◆ Exercise brief
Output all entries exactly as they appear and skip the pictures.

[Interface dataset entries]
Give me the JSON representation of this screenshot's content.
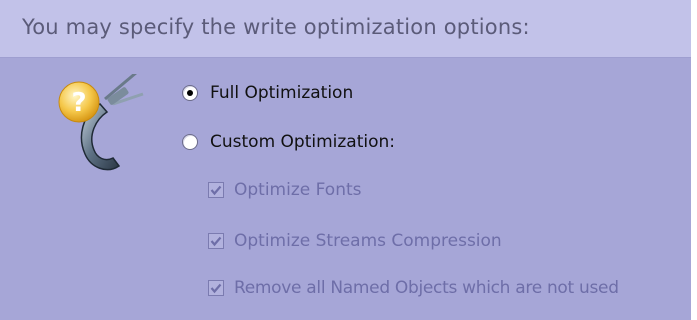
{
  "header": {
    "title": "You may specify the write optimization options:"
  },
  "icons": {
    "wizard": "help-clamp-icon"
  },
  "options": {
    "full": {
      "label": "Full Optimization",
      "selected": true
    },
    "custom": {
      "label": "Custom Optimization:",
      "selected": false
    }
  },
  "custom_options": [
    {
      "label": "Optimize Fonts",
      "checked": true,
      "enabled": false
    },
    {
      "label": "Optimize Streams Compression",
      "checked": true,
      "enabled": false
    },
    {
      "label": "Remove all Named Objects which are not used",
      "checked": true,
      "enabled": false
    }
  ],
  "colors": {
    "panel_bg": "#a6a6d7",
    "header_bg": "#c2c2e9",
    "disabled_text": "#6e6ea8"
  }
}
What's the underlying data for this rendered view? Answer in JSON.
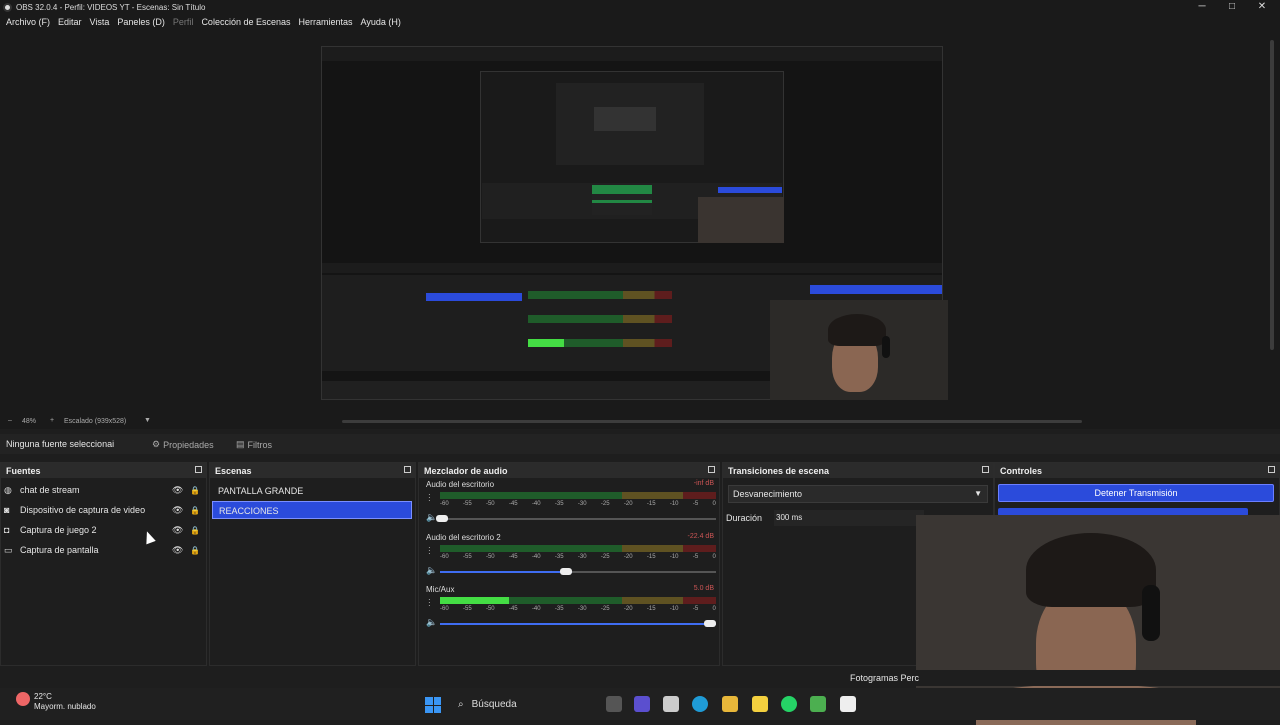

◆ Solution for this task
Give me the JSON representation of this screenshot's content.
{
  "header": {
    "title": "You may specify the write optimization options:"
  },
  "icons": {
    "wizard": "help-clamp-icon"
  },
  "options": {
    "full": {
      "label": "Full Optimization",
      "selected": true
    },
    "custom": {
      "label": "Custom Optimization:",
      "selected": false
    }
  },
  "custom_options": [
    {
      "label": "Optimize Fonts",
      "checked": true,
      "enabled": false
    },
    {
      "label": "Optimize Streams Compression",
      "checked": true,
      "enabled": false
    },
    {
      "label": "Remove all Named Objects which are not used",
      "checked": true,
      "enabled": false
    }
  ],
  "colors": {
    "panel_bg": "#a6a6d7",
    "header_bg": "#c2c2e9",
    "disabled_text": "#6e6ea8"
  }
}
What's the underlying data for this rendered view? Answer in JSON.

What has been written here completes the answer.